**Website and app data records**
──────────

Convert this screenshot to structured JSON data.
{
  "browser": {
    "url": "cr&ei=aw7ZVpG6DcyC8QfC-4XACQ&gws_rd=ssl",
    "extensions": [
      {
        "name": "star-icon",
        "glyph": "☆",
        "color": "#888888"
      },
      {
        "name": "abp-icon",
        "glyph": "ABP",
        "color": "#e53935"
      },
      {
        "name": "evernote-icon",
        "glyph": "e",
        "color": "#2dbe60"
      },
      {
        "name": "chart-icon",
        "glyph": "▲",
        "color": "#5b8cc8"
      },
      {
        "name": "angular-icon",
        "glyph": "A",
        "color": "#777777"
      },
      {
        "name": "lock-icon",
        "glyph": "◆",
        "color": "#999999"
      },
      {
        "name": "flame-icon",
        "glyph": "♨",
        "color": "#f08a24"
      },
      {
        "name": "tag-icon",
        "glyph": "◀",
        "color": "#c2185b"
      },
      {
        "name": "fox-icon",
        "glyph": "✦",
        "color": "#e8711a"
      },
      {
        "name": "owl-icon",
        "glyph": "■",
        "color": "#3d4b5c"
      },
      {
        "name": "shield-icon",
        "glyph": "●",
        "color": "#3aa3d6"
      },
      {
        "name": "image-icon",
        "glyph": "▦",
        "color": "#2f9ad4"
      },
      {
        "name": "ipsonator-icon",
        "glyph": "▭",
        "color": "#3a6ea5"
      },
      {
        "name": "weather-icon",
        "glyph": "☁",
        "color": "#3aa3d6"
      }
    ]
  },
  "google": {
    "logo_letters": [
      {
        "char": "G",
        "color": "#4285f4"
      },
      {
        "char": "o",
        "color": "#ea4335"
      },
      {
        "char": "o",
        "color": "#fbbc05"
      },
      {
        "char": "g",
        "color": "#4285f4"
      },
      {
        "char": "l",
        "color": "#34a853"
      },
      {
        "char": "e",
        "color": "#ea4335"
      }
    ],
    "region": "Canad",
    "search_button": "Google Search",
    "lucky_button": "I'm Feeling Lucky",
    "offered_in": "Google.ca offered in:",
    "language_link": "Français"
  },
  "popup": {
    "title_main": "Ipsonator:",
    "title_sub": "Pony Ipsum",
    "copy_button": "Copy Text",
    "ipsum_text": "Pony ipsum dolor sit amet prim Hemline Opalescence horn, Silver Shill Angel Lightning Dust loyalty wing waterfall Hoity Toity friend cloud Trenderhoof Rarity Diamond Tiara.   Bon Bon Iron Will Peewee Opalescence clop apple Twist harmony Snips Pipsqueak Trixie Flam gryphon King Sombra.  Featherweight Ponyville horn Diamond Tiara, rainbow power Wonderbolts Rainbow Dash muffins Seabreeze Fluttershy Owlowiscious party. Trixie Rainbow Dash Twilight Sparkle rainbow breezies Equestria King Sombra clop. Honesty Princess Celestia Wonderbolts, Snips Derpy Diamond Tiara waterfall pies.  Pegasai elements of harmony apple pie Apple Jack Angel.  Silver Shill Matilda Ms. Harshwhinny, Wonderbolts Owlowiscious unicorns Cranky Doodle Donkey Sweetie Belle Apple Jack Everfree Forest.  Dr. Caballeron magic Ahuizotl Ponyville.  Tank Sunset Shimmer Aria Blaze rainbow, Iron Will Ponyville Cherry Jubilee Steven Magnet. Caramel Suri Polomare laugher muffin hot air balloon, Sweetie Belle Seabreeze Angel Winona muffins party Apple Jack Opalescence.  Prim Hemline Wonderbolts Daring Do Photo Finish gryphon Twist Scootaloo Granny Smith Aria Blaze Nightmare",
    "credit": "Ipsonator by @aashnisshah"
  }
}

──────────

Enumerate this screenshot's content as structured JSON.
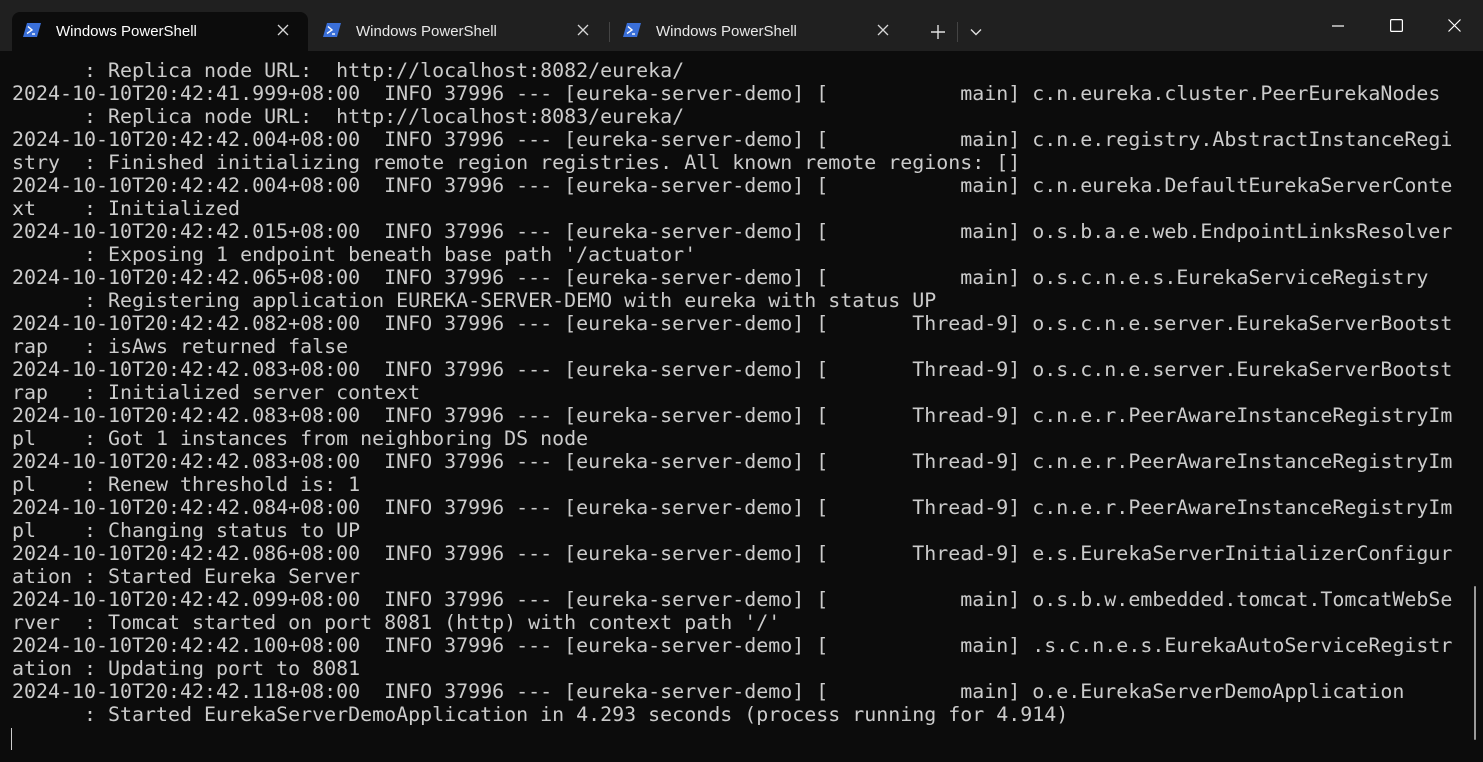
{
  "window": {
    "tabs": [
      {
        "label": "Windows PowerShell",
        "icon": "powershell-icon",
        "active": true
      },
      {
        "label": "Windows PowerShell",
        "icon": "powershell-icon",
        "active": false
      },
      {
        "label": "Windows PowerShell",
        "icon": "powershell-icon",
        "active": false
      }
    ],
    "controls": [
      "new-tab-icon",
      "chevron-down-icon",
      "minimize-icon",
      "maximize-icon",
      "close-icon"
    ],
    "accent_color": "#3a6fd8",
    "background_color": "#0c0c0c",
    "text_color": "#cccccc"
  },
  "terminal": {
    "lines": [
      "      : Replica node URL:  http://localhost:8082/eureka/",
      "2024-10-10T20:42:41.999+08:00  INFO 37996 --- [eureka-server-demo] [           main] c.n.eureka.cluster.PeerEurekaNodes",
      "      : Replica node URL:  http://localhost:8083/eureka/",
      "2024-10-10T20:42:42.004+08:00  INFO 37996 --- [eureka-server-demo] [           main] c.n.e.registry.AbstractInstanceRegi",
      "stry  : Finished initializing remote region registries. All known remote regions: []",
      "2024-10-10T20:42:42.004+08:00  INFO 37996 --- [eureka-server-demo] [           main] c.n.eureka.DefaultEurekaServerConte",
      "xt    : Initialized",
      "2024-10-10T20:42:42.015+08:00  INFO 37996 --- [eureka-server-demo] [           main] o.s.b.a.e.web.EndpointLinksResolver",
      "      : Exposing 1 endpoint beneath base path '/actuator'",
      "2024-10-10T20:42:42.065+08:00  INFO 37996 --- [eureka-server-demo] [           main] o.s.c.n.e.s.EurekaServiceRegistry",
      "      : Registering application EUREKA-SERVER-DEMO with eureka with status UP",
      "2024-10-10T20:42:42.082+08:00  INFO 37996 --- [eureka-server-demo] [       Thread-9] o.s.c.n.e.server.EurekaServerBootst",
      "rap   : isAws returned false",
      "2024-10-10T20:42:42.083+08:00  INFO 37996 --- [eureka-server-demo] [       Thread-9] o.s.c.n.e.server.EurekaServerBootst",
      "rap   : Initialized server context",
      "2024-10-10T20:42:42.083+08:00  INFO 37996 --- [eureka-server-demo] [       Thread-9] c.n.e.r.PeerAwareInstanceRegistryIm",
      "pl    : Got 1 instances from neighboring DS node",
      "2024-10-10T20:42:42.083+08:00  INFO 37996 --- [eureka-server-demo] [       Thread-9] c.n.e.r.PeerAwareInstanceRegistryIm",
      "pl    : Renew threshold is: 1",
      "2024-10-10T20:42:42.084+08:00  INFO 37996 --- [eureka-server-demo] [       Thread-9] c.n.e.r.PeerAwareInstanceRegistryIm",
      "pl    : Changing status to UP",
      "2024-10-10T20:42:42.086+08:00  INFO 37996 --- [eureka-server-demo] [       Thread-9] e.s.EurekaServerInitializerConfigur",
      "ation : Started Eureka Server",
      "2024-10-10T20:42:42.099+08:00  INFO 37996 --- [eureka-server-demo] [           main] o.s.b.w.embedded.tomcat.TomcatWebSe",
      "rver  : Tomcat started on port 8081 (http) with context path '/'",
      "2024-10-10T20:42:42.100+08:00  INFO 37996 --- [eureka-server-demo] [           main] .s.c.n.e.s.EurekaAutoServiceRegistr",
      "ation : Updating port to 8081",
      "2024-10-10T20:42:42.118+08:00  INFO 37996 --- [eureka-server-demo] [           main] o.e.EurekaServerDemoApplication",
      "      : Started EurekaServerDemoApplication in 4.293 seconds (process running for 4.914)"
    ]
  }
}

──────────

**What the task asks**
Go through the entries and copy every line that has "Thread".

**Expected output**
      "2024-10-10T20:42:42.082+08:00  INFO 37996 --- [eureka-server-demo] [       Thread-9] o.s.c.n.e.server.EurekaServerBootst",
      "2024-10-10T20:42:42.083+08:00  INFO 37996 --- [eureka-server-demo] [       Thread-9] o.s.c.n.e.server.EurekaServerBootst",
      "2024-10-10T20:42:42.083+08:00  INFO 37996 --- [eureka-server-demo] [       Thread-9] c.n.e.r.PeerAwareInstanceRegistryIm",
      "2024-10-10T20:42:42.083+08:00  INFO 37996 --- [eureka-server-demo] [       Thread-9] c.n.e.r.PeerAwareInstanceRegistryIm",
      "2024-10-10T20:42:42.084+08:00  INFO 37996 --- [eureka-server-demo] [       Thread-9] c.n.e.r.PeerAwareInstanceRegistryIm",
      "2024-10-10T20:42:42.086+08:00  INFO 37996 --- [eureka-server-demo] [       Thread-9] e.s.EurekaServerInitializerConfigur",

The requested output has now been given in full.